One such report was by the Geology Department of the University of PNG.
The  report states that PNG-based researchers collected eye-witness accounts; mapped the pattern of destruction and the distribution and character of tsunami sediments; participated in marine investigations; and mapped and sampled underwater rock exposures.
They also provided information to the survivors and later convened a conference of scientists, survivors and managers from which a comprehensive account of the disaster, the response, and the recovery has been developed.
The authors had participated in a nationwide campaign to promote tsunami awareness and preparedness.
On the evening of Friday July 17, 1998, about 20 minutes after a strongly felt local earthquake, a succession of three large waves struck the Aitape coast. Waves 10-15m high destroyed three villages. Confirmed deaths numbered 2200, a further 1000 suffered serious injury, and 10,000 were displaced from their homes.

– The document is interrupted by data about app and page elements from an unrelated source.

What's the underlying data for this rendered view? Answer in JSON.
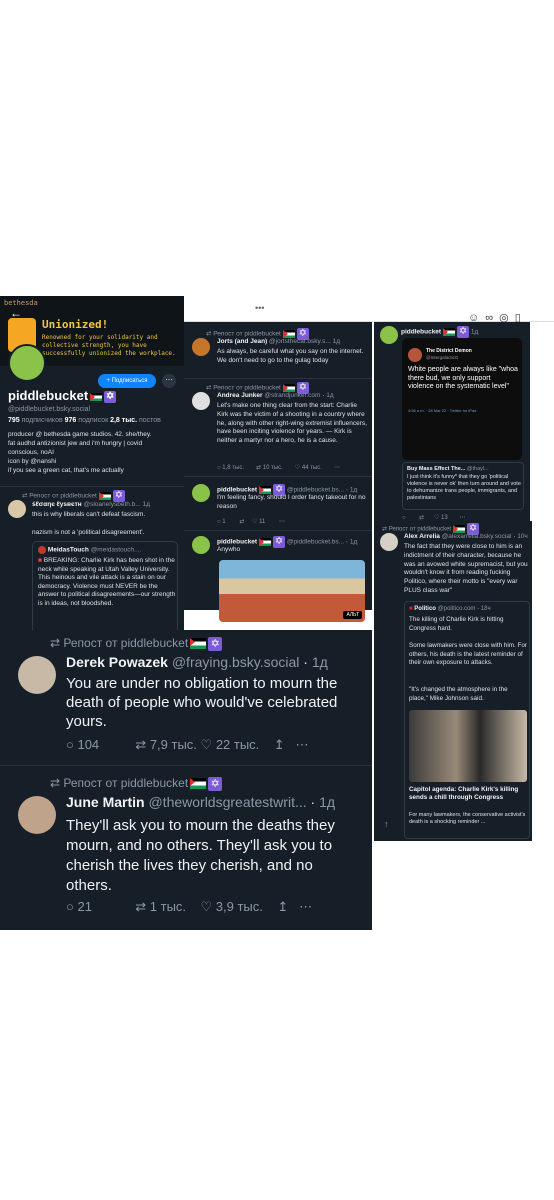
{
  "left_profile": {
    "brand": "bethesda",
    "back_icon": "arrow-left-icon",
    "achievement_title": "Unionized!",
    "achievement_text": "Renowned for your solidarity and collective strength, you have successfully unionized the workplace.",
    "subscribe_button": "+ Подписаться",
    "display_name": "piddlebucket",
    "handle": "@piddlebucket.bsky.social",
    "followers": "795",
    "followers_label": "подписчиков",
    "following": "976",
    "following_label": "подписок",
    "posts": "2,8 тыс.",
    "posts_label": "постов",
    "bio_lines": [
      "producer @ bethesda game studios. 42. she/they.",
      "fat audhd antizionist jew and i'm hungry | covid",
      "conscious, noAI",
      "icon by @nanshi",
      "if you see a green cat, that's me actually"
    ],
    "repost_label": "Репост от piddlebucket",
    "sloane_name": "śℓσαηє ℓуѕвєтн",
    "sloane_handle": "@sloanelysbeth.b...",
    "sloane_time": "1д",
    "sloane_text": "this is why liberals can't defeat fascism.",
    "sloane_text2": "nazism is not a 'political disagreement'.",
    "quote_name": "MeidasTouch",
    "quote_handle": "@meidastouch....",
    "quote_text": "BREAKING: Charlie Kirk has been shot in the neck while speaking at Utah Valley University. This heinous and vile attack is a stain on our democracy. Violence must NEVER be the answer to political disagreements—our strength is in ideas, not bloodshed."
  },
  "middle_col": {
    "menu": "•••",
    "posts": [
      {
        "repost": "Репост от piddlebucket",
        "name": "Jorts (and Jean)",
        "handle": "@jortsthecat.bsky.s...",
        "time": "1д",
        "text": "As always, be careful what you say on the internet. We don't need to go to the gulag today"
      },
      {
        "repost": "Репост от piddlebucket",
        "name": "Andrea Junker",
        "handle": "@strandjunker.com",
        "time": "1д",
        "text": "Let's make one thing clear from the start: Charlie Kirk was the victim of a shooting in a country where he, along with other right-wing extremist influencers, have been inciting violence for years. — Kirk is neither a martyr nor a hero, he is a cause.",
        "replies": "1,8 тыс.",
        "reposts": "10 тыс.",
        "likes": "44 тыс."
      },
      {
        "name": "piddlebucket",
        "handle": "@piddlebucket.bs...",
        "time": "1д",
        "text": "I'm feeling fancy, should I order fancy takeout for no reason",
        "replies": "1",
        "reposts": "",
        "likes": "11"
      },
      {
        "name": "piddlebucket",
        "handle": "@piddlebucket.bs...",
        "time": "1д",
        "text": "Anywho",
        "alt": "АЛЬТ"
      }
    ]
  },
  "right_col": {
    "toolbar_icons": [
      "emoji-icon",
      "link-icon",
      "chat-icon",
      "phone-icon"
    ],
    "post1_name": "piddlebucket",
    "post1_time": "1д",
    "demon_name": "The District Demon",
    "demon_handle": "@IntergalacticG",
    "demon_text": "White people are always like \"whoa there bud, we only support violence on the systematic level\"",
    "demon_meta": "4:56 a.m. · 28 Mar 22 · Twitter for iPad",
    "quote2_name": "Buy Mass Effect The...",
    "quote2_handle": "@thayl...",
    "quote2_text": "I just think it's funny* that they go 'political violence is never ok' then turn around and vote to dehumanize trans people, immigrants, and palestinians",
    "stats_likes": "13",
    "repost2": "Репост от piddlebucket",
    "alex_name": "Alex Arrelia",
    "alex_handle": "@alexarrelia.bsky.social",
    "alex_time": "10ч",
    "alex_text": "The fact that they were close to him is an indictment of their character, because he was an avowed white supremacist, but you wouldn't know it from reading fucking Politico, where their motto is \"every war PLUS class war\"",
    "politico_name": "Politico",
    "politico_handle": "@politico.com",
    "politico_time": "18ч",
    "politico_text1": "The killing of Charlie Kirk is hitting Congress hard.",
    "politico_text2": "Some lawmakers were close with him. For others, his death is the latest reminder of their own exposure to attacks.",
    "politico_text3": "\"It's changed the atmosphere in the place,\" Mike Johnson said.",
    "link_title": "Capitol agenda: Charlie Kirk's killing sends a chill through Congress",
    "link_desc": "For many lawmakers, the conservative activist's death is a shocking reminder ..."
  },
  "bottom": {
    "post1": {
      "repost": "Репост от piddlebucket",
      "name": "Derek Powazek",
      "handle": "@fraying.bsky.social",
      "time": "1д",
      "text": "You are under no obligation to mourn the death of people who would've celebrated yours.",
      "replies": "104",
      "reposts": "7,9 тыс.",
      "likes": "22 тыс."
    },
    "post2": {
      "repost": "Репост от piddlebucket",
      "name": "June Martin",
      "handle": "@theworldsgreatestwrit...",
      "time": "1д",
      "text": "They'll ask you to mourn the deaths they mourn, and no others. They'll ask you to cherish the lives they cherish, and no others.",
      "replies": "21",
      "reposts": "1 тыс.",
      "likes": "3,9 тыс."
    }
  }
}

Subsequent investigations by international and locally-based scientists included two onshore investigations by international teams, four major marine surveys by research ships from the Japan Marine Science and Technology Centre; one marine survey by a United States team; and other onshore investigations by teams from Australia, New Zealand and the United Kingdom. Investigations by PNG-based scientists included interviews with survivors, mapping the damage, mapping and characterising the tsunami sediments, and first enquiries into the tsunami history and subsidence history of this coast.
Other activities included a programme of public awareness, firstly amongst the survivors, and later nationwide, and the organising of an international conference at which the disaster, the response and the recovery phase were reviewed by scientists, disaster managers, non-government organisation representatives and survivors.
Other research has focussed on the mathematical modelling of the wave and re-interpretation of the earthquake data, aimed at determining the location and nature of the source. Results include the identification of a seismic signal that could have been generated by a submarine slump or landslide at Aitape 13 minutes after the initial earthquake.
The outcome of the investigations is that most scientists believe that the tsunami was caused by a submarine slump or landslide, that presumably was triggered by the shaking of the initial earthquake. The finding has alerted communities around the world to the possibility that catastrophic tsunamis can arise from submarine gravity-driven mass movement, and do not necessarily require fault rupture.
Today, 18 years following the event, even with the scope and depth of reports such as the one quoted above and others like it by other local and international authorities, survivors of the tsunami disaster still have questions.
They hope responsible government authorities would have the time to sit down with them and reassure them.